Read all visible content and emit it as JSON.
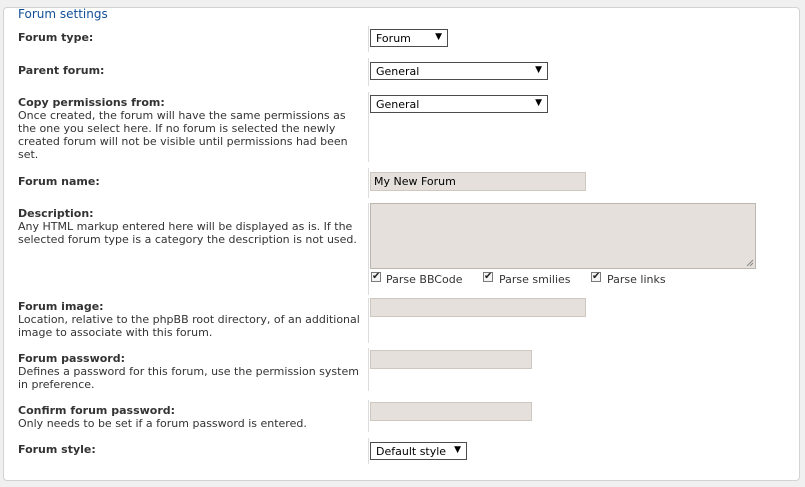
{
  "legend": "Forum settings",
  "forum_type": {
    "label": "Forum type:",
    "value": "Forum"
  },
  "parent_forum": {
    "label": "Parent forum:",
    "value": "General"
  },
  "copy_permissions": {
    "label": "Copy permissions from:",
    "desc_lines": [
      "Once created, the forum will have the same permissions as",
      "the one you select here. If no forum is selected the newly",
      "created forum will not be visible until permissions had been",
      "set."
    ],
    "value": "General"
  },
  "forum_name": {
    "label": "Forum name:",
    "value": "My New Forum"
  },
  "description": {
    "label": "Description:",
    "desc_lines": [
      "Any HTML markup entered here will be displayed as is. If the",
      "selected forum type is a category the description is not used."
    ],
    "options": [
      "Parse BBCode",
      "Parse smilies",
      "Parse links"
    ]
  },
  "forum_image": {
    "label": "Forum image:",
    "desc_lines": [
      "Location, relative to the phpBB root directory, of an additional",
      "image to associate with this forum."
    ]
  },
  "forum_password": {
    "label": "Forum password:",
    "desc_lines": [
      "Defines a password for this forum, use the permission system",
      "in preference."
    ]
  },
  "confirm_password": {
    "label": "Confirm forum password:",
    "desc_lines": [
      "Only needs to be set if a forum password is entered."
    ]
  },
  "forum_style": {
    "label": "Forum style:",
    "value": "Default style"
  }
}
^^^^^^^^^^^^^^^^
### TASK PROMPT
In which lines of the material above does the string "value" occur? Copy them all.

### SOLUTION FOR THIS PROBLEM
    "value": "Forum"
    "value": "General"
    "value": "General"
    "value": "My New Forum"
    "value": "Default style"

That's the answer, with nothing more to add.